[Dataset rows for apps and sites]
━━━━━━━━━━━━━━━━━━━━━━━━━━━━━━
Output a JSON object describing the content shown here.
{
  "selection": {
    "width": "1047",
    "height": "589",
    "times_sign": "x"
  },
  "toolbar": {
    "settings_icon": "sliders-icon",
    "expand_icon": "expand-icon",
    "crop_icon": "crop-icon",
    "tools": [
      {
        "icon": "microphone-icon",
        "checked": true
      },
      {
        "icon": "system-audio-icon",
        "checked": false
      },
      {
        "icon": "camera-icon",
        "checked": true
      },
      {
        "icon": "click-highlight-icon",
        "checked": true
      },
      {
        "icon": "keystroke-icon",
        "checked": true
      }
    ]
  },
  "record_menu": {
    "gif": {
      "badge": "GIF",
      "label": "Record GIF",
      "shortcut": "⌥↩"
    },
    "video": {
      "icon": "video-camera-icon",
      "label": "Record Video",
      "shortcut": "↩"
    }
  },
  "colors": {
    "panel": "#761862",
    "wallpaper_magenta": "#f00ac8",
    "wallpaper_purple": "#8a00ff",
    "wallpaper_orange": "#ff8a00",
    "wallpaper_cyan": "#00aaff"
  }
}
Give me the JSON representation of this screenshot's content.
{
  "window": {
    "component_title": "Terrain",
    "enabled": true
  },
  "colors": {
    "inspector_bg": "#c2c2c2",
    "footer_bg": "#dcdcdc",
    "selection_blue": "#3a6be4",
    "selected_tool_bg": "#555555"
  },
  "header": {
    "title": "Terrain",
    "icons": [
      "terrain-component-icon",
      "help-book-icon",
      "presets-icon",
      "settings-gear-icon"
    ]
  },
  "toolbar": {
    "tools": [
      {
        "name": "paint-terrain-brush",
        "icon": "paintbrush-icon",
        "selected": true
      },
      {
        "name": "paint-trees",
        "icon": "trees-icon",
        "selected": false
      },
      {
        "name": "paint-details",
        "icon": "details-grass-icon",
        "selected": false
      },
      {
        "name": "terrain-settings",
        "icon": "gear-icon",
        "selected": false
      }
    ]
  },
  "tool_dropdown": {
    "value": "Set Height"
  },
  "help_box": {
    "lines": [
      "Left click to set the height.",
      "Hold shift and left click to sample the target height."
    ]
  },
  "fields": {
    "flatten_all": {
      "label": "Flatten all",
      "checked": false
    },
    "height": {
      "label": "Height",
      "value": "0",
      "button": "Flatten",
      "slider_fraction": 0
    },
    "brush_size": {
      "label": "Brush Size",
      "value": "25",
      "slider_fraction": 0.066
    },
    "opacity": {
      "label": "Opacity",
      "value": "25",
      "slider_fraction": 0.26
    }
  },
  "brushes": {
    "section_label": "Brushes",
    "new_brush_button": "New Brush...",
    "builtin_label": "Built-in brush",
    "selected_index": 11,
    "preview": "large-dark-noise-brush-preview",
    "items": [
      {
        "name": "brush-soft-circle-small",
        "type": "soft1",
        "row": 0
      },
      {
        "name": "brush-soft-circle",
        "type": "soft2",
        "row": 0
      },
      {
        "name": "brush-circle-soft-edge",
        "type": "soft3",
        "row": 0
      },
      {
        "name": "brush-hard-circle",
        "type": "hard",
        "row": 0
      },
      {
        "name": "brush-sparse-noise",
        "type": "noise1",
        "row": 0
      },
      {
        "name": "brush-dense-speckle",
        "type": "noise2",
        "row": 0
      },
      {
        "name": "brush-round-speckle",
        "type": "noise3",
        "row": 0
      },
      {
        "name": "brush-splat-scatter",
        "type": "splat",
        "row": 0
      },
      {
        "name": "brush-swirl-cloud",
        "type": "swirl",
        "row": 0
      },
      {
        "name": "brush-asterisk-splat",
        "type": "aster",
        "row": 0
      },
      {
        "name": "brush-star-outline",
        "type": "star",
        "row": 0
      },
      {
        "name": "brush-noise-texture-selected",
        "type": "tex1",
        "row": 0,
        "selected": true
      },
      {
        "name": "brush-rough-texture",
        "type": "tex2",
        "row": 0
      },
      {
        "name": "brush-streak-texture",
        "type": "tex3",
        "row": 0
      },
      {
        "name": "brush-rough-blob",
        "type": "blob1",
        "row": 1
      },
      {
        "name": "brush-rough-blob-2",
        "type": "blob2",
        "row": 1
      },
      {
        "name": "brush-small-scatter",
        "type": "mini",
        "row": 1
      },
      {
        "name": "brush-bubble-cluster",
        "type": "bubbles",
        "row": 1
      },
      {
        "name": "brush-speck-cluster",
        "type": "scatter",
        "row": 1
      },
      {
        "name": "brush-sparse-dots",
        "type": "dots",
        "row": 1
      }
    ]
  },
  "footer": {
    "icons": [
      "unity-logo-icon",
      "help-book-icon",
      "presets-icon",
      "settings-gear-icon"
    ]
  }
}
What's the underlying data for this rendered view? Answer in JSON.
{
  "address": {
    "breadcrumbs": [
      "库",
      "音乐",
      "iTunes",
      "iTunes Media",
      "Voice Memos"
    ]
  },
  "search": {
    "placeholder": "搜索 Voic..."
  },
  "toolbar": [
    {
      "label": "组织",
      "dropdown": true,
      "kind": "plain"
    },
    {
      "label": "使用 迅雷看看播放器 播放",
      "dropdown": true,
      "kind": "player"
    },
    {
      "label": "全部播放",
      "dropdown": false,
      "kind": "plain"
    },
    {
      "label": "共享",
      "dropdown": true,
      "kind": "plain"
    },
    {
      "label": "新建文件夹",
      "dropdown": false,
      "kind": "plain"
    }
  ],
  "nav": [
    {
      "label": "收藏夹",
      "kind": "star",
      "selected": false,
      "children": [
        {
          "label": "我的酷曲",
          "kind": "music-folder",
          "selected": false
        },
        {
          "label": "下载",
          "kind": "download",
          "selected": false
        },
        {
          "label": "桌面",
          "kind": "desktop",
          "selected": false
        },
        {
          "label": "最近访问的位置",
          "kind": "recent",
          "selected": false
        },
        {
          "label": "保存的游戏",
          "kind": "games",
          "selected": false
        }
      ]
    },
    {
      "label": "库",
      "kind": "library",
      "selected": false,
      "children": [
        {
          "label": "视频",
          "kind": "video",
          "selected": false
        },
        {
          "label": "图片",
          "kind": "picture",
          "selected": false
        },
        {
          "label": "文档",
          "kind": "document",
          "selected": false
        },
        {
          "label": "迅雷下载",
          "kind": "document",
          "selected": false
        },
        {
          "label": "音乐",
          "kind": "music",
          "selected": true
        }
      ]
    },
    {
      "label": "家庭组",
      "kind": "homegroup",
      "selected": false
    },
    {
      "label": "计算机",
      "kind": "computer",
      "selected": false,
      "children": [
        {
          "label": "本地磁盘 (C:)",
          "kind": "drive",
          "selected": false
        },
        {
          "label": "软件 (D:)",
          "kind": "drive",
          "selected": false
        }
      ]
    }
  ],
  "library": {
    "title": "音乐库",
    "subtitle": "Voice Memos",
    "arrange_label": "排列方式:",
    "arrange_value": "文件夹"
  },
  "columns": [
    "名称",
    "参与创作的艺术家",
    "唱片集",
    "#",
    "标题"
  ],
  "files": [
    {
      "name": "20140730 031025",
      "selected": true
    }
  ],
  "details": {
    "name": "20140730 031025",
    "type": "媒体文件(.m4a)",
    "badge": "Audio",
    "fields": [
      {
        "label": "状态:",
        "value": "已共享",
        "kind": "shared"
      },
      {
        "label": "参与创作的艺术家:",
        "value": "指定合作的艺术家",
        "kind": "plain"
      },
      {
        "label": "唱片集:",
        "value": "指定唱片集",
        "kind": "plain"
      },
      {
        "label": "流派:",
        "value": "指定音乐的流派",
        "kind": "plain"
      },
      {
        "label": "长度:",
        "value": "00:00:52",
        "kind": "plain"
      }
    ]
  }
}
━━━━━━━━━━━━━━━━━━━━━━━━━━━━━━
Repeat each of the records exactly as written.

Output a JSON object describing the content shown here.
{
  "selection": {
    "width": "1047",
    "height": "589",
    "times_sign": "x"
  },
  "toolbar": {
    "settings_icon": "sliders-icon",
    "expand_icon": "expand-icon",
    "crop_icon": "crop-icon",
    "tools": [
      {
        "icon": "microphone-icon",
        "checked": true
      },
      {
        "icon": "system-audio-icon",
        "checked": false
      },
      {
        "icon": "camera-icon",
        "checked": true
      },
      {
        "icon": "click-highlight-icon",
        "checked": true
      },
      {
        "icon": "keystroke-icon",
        "checked": true
      }
    ]
  },
  "record_menu": {
    "gif": {
      "badge": "GIF",
      "label": "Record GIF",
      "shortcut": "⌥↩"
    },
    "video": {
      "icon": "video-camera-icon",
      "label": "Record Video",
      "shortcut": "↩"
    }
  },
  "colors": {
    "panel": "#761862",
    "wallpaper_magenta": "#f00ac8",
    "wallpaper_purple": "#8a00ff",
    "wallpaper_orange": "#ff8a00",
    "wallpaper_cyan": "#00aaff"
  }
}
Give me the JSON representation of this screenshot's content.
{
  "window": {
    "component_title": "Terrain",
    "enabled": true
  },
  "colors": {
    "inspector_bg": "#c2c2c2",
    "footer_bg": "#dcdcdc",
    "selection_blue": "#3a6be4",
    "selected_tool_bg": "#555555"
  },
  "header": {
    "title": "Terrain",
    "icons": [
      "terrain-component-icon",
      "help-book-icon",
      "presets-icon",
      "settings-gear-icon"
    ]
  },
  "toolbar": {
    "tools": [
      {
        "name": "paint-terrain-brush",
        "icon": "paintbrush-icon",
        "selected": true
      },
      {
        "name": "paint-trees",
        "icon": "trees-icon",
        "selected": false
      },
      {
        "name": "paint-details",
        "icon": "details-grass-icon",
        "selected": false
      },
      {
        "name": "terrain-settings",
        "icon": "gear-icon",
        "selected": false
      }
    ]
  },
  "tool_dropdown": {
    "value": "Set Height"
  },
  "help_box": {
    "lines": [
      "Left click to set the height.",
      "Hold shift and left click to sample the target height."
    ]
  },
  "fields": {
    "flatten_all": {
      "label": "Flatten all",
      "checked": false
    },
    "height": {
      "label": "Height",
      "value": "0",
      "button": "Flatten",
      "slider_fraction": 0
    },
    "brush_size": {
      "label": "Brush Size",
      "value": "25",
      "slider_fraction": 0.066
    },
    "opacity": {
      "label": "Opacity",
      "value": "25",
      "slider_fraction": 0.26
    }
  },
  "brushes": {
    "section_label": "Brushes",
    "new_brush_button": "New Brush...",
    "builtin_label": "Built-in brush",
    "selected_index": 11,
    "preview": "large-dark-noise-brush-preview",
    "items": [
      {
        "name": "brush-soft-circle-small",
        "type": "soft1",
        "row": 0
      },
      {
        "name": "brush-soft-circle",
        "type": "soft2",
        "row": 0
      },
      {
        "name": "brush-circle-soft-edge",
        "type": "soft3",
        "row": 0
      },
      {
        "name": "brush-hard-circle",
        "type": "hard",
        "row": 0
      },
      {
        "name": "brush-sparse-noise",
        "type": "noise1",
        "row": 0
      },
      {
        "name": "brush-dense-speckle",
        "type": "noise2",
        "row": 0
      },
      {
        "name": "brush-round-speckle",
        "type": "noise3",
        "row": 0
      },
      {
        "name": "brush-splat-scatter",
        "type": "splat",
        "row": 0
      },
      {
        "name": "brush-swirl-cloud",
        "type": "swirl",
        "row": 0
      },
      {
        "name": "brush-asterisk-splat",
        "type": "aster",
        "row": 0
      },
      {
        "name": "brush-star-outline",
        "type": "star",
        "row": 0
      },
      {
        "name": "brush-noise-texture-selected",
        "type": "tex1",
        "row": 0,
        "selected": true
      },
      {
        "name": "brush-rough-texture",
        "type": "tex2",
        "row": 0
      },
      {
        "name": "brush-streak-texture",
        "type": "tex3",
        "row": 0
      },
      {
        "name": "brush-rough-blob",
        "type": "blob1",
        "row": 1
      },
      {
        "name": "brush-rough-blob-2",
        "type": "blob2",
        "row": 1
      },
      {
        "name": "brush-small-scatter",
        "type": "mini",
        "row": 1
      },
      {
        "name": "brush-bubble-cluster",
        "type": "bubbles",
        "row": 1
      },
      {
        "name": "brush-speck-cluster",
        "type": "scatter",
        "row": 1
      },
      {
        "name": "brush-sparse-dots",
        "type": "dots",
        "row": 1
      }
    ]
  },
  "footer": {
    "icons": [
      "unity-logo-icon",
      "help-book-icon",
      "presets-icon",
      "settings-gear-icon"
    ]
  }
}
What's the underlying data for this rendered view? Answer in JSON.
{
  "address": {
    "breadcrumbs": [
      "库",
      "音乐",
      "iTunes",
      "iTunes Media",
      "Voice Memos"
    ]
  },
  "search": {
    "placeholder": "搜索 Voic..."
  },
  "toolbar": [
    {
      "label": "组织",
      "dropdown": true,
      "kind": "plain"
    },
    {
      "label": "使用 迅雷看看播放器 播放",
      "dropdown": true,
      "kind": "player"
    },
    {
      "label": "全部播放",
      "dropdown": false,
      "kind": "plain"
    },
    {
      "label": "共享",
      "dropdown": true,
      "kind": "plain"
    },
    {
      "label": "新建文件夹",
      "dropdown": false,
      "kind": "plain"
    }
  ],
  "nav": [
    {
      "label": "收藏夹",
      "kind": "star",
      "selected": false,
      "children": [
        {
          "label": "我的酷曲",
          "kind": "music-folder",
          "selected": false
        },
        {
          "label": "下载",
          "kind": "download",
          "selected": false
        },
        {
          "label": "桌面",
          "kind": "desktop",
          "selected": false
        },
        {
          "label": "最近访问的位置",
          "kind": "recent",
          "selected": false
        },
        {
          "label": "保存的游戏",
          "kind": "games",
          "selected": false
        }
      ]
    },
    {
      "label": "库",
      "kind": "library",
      "selected": false,
      "children": [
        {
          "label": "视频",
          "kind": "video",
          "selected": false
        },
        {
          "label": "图片",
          "kind": "picture",
          "selected": false
        },
        {
          "label": "文档",
          "kind": "document",
          "selected": false
        },
        {
          "label": "迅雷下载",
          "kind": "document",
          "selected": false
        },
        {
          "label": "音乐",
          "kind": "music",
          "selected": true
        }
      ]
    },
    {
      "label": "家庭组",
      "kind": "homegroup",
      "selected": false
    },
    {
      "label": "计算机",
      "kind": "computer",
      "selected": false,
      "children": [
        {
          "label": "本地磁盘 (C:)",
          "kind": "drive",
          "selected": false
        },
        {
          "label": "软件 (D:)",
          "kind": "drive",
          "selected": false
        }
      ]
    }
  ],
  "library": {
    "title": "音乐库",
    "subtitle": "Voice Memos",
    "arrange_label": "排列方式:",
    "arrange_value": "文件夹"
  },
  "columns": [
    "名称",
    "参与创作的艺术家",
    "唱片集",
    "#",
    "标题"
  ],
  "files": [
    {
      "name": "20140730 031025",
      "selected": true
    }
  ],
  "details": {
    "name": "20140730 031025",
    "type": "媒体文件(.m4a)",
    "badge": "Audio",
    "fields": [
      {
        "label": "状态:",
        "value": "已共享",
        "kind": "shared"
      },
      {
        "label": "参与创作的艺术家:",
        "value": "指定合作的艺术家",
        "kind": "plain"
      },
      {
        "label": "唱片集:",
        "value": "指定唱片集",
        "kind": "plain"
      },
      {
        "label": "流派:",
        "value": "指定音乐的流派",
        "kind": "plain"
      },
      {
        "label": "长度:",
        "value": "00:00:52",
        "kind": "plain"
      }
    ]
  }
}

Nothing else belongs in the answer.